I have learned that there are two (I guess technically three, but two are partners and on the “same side”) primary sources whose roots we can trace all of our decisions, thoughts, emotions and behaviors back to: 1) Fear, or its opposite 2) Love and Gratitude. Everything  (and I do mean everything) – from what you decide to wear each day to why you chose the career track you did to how you function and interact in relationship – comes back to one of these two concepts. Now, to be clear, I’m not saying all fear is “bad.” Fear, in its true form and not the hyped up anxiety we often mistake it for today, is a survival mechanism. It is one of the managers of the limbic system and the driver behind the flight/fight/or freeze response. But most stress management experts will tell you that our physiology hasn’t caught up with our modern environment. Rarely, unless one works in a dangerous and high-risk profession, is the fear that drives us today based on our immediate survival. It’s leftover from the days when it served that purpose but except in those rare occasions, its roots aren’t planted in survival. They’re planted in selfishness. AA brilliantly acknowledges this root of self- and other destruction in the famous Big Book and its 12-step program. It’s one of the main reasons why there is such a focus on service in the program and why, after one has reached a somewhat stable level of sobriety, one’s next step is to be a sponsor to someone else struggling. As a side note, the Big Book is brilliant in and of itself and I think everyone on the planet would benefit from reading it and walking through the 12 steps as well as learning the 12 traditions. For those of us without substance issues, there are any number of addictions we can substitute, if not the addiction to selfishness as a whole.
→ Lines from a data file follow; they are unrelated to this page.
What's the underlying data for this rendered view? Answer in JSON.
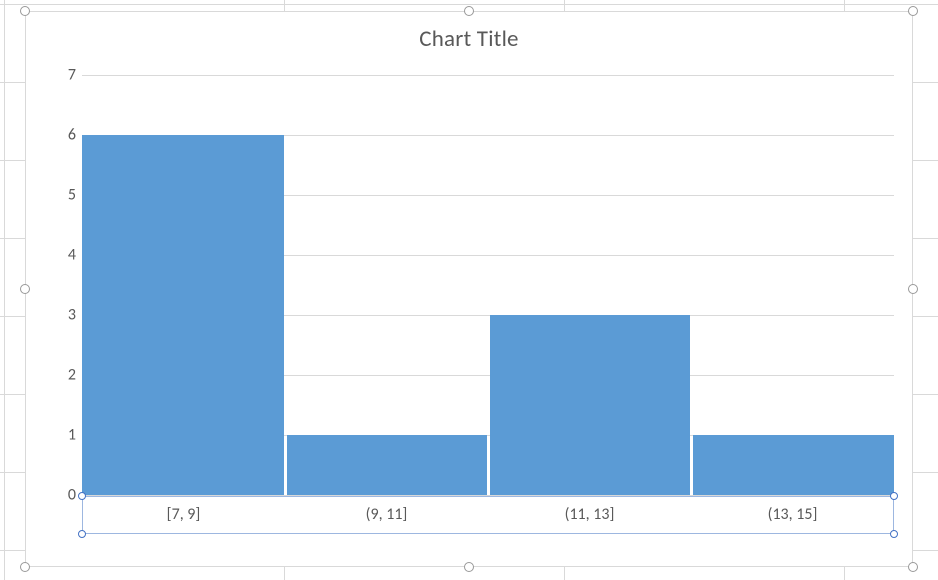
{
  "chart_data": {
    "type": "bar",
    "title": "Chart Title",
    "categories": [
      "[7, 9]",
      "(9, 11]",
      "(11, 13]",
      "(13, 15]"
    ],
    "values": [
      6,
      1,
      3,
      1
    ],
    "xlabel": "",
    "ylabel": "",
    "ylim": [
      0,
      7
    ],
    "y_ticks": [
      0,
      1,
      2,
      3,
      4,
      5,
      6,
      7
    ],
    "bar_color": "#5b9bd5",
    "gap": 0
  }
}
For the past several days, when I’m not herding children or cats or trying to figure out some way to not let the people I love make me crazy I’ve been reading a biography about a Franciscan priest who was a chaplain for the FDNY and died during the collapse of the Twin Towers on 9/11. I’m less than halfway through the book, and I can affirm to you that this man whom I never met in person has already dramatically changed my life in ways I am sure will continue to unfold for years to come. It’s called The Book of Mychal if you’re interested. Perhaps it’s the Christians I knew growing up or the one my parents attempted to groom me into becoming or my lack of experience with Christians who seem to truly LIVE their faith that makes the story of Father Mychal’s life that much more moving and awe-inspiring. But more than the type of Christian he was, the book (and he) is incredible because it describes the person he was. (A witchy parenthesis – it wouldn’t surprise me in the slightest if this man actually was Saint Francis reincarnated. That was a damn cool dude that particular time around to begin with.) He was a man of unfathomable love, devotion, compassion, and service.

So it is Father Mychal I think about when I look around my home and see the state of the people I love embroiled in negativity, weighted down in fear. And again, like a few other times so far in this life, I feel an expansion within myself. If I have the capacity to recognize the state of things, then I wholeheartedly believe that I have the capacity to heal them and make them better for us all. And perhaps that might mean expanding even more, but I fully believe I’m capable of that as well and that the opportunity would not be presented to me if it were otherwise.